The long-awaited Oyu Tolgoi copper-gold underground mine, bearing one of the world's largest copper deposits, was set to begin mining operations on March 13.
Anglo-Australian giant Rio Tinto owns 66% of Oyu Tolgoi, with the government of Mongolia owning the remaining 34%. Throughout the mine's life cycle, a number of controversies have arisen to date.
Oyu-Tolgoi is located in Mongolia's South Gobi region. The project is divided into two sections: there is an open-pit mine and an underground mine. Since 2013, the open-pit mine has been producing approximately 1.5mn tonnes of copper concentrate per year. The underground mine holds 80% of the deposit's total reserves.
The underground mine will significantly increase Oyu Tolgoi's production and value. It is expected to produce approximately 3mn tonnes of copper concentrate per year, more than tripling current output. This will place Oyu Tolgoi among the top five copper mines in the world in terms of volume and profitability. The project is expected by officials to benefit Mongolia's economy and society.

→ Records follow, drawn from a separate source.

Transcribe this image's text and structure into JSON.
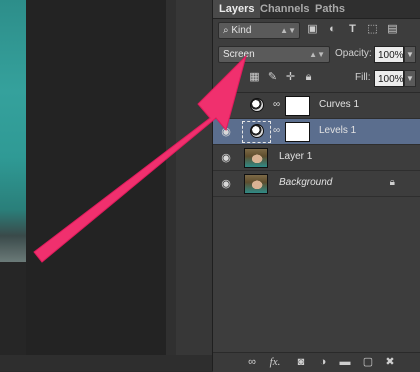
{
  "tabs": [
    {
      "label": "Layers",
      "active": true
    },
    {
      "label": "Channels",
      "active": false
    },
    {
      "label": "Paths",
      "active": false
    }
  ],
  "filter": {
    "kind_label": "Kind",
    "icons": [
      "image-filter-icon",
      "adjustment-filter-icon",
      "type-filter-icon",
      "shape-filter-icon",
      "smart-object-filter-icon"
    ]
  },
  "blend": {
    "mode": "Screen",
    "opacity_label": "Opacity:",
    "opacity_value": "100%",
    "fill_label": "Fill:",
    "fill_value": "100%"
  },
  "locks": [
    "lock-transparent-icon",
    "lock-pixels-icon",
    "lock-position-icon",
    "lock-all-icon"
  ],
  "layers": [
    {
      "name": "Curves 1",
      "type": "adjustment",
      "visible": false,
      "selected": false
    },
    {
      "name": "Levels 1",
      "type": "adjustment",
      "visible": true,
      "selected": true
    },
    {
      "name": "Layer 1",
      "type": "pixel",
      "visible": true,
      "selected": false
    },
    {
      "name": "Background",
      "type": "pixel",
      "visible": true,
      "selected": false,
      "locked": true
    }
  ],
  "footer_icons": [
    "link-layers-icon",
    "fx-icon",
    "add-mask-icon",
    "new-adjustment-icon",
    "new-group-icon",
    "new-layer-icon",
    "delete-layer-icon"
  ],
  "colors": {
    "arrow": "#f0306e",
    "selection": "#5b6e8e"
  }
}
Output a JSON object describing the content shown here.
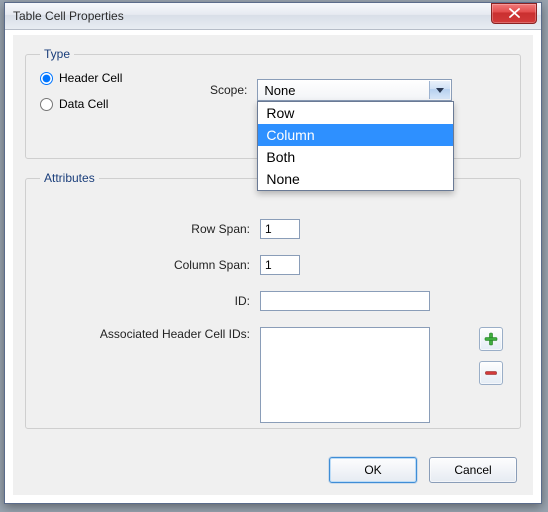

However, promises in this direction were made in the past when Mongolia experienced a mining boom in early 2010. No such benefits are discernible as yet. For example, a World Bank report stated in 2020 that 27.8% of the country's citizens live under the poverty line, with 15% on the verge of falling into poverty.
Nonetheless, the mine is said capable of generating approximately $5bn in annual sales and of paying into the Mongolian public purse approximately MNT 700bn (towards $200mn) in royalties each year.
Rio Tinto, the project's operator, intends to invest an additional $3bn in expanding and upgrading the facility over the next few years. Peak production is expected by 2030, when the company will be able to mine 95,000 tonnes of ore per day. Furthermore, Rio Tinto has predicted that demand for copper will rise by 25% by 2035 as a result of its use in renewable energy, electric vehicles (EVs) and digital technologies.
The mining expansion does, however, present some challenges and risks that must be carefully addressed. These include ensuring environmental sustainability, social responsibility, good governance and equitable benefit distribution, as well as effective revenue management.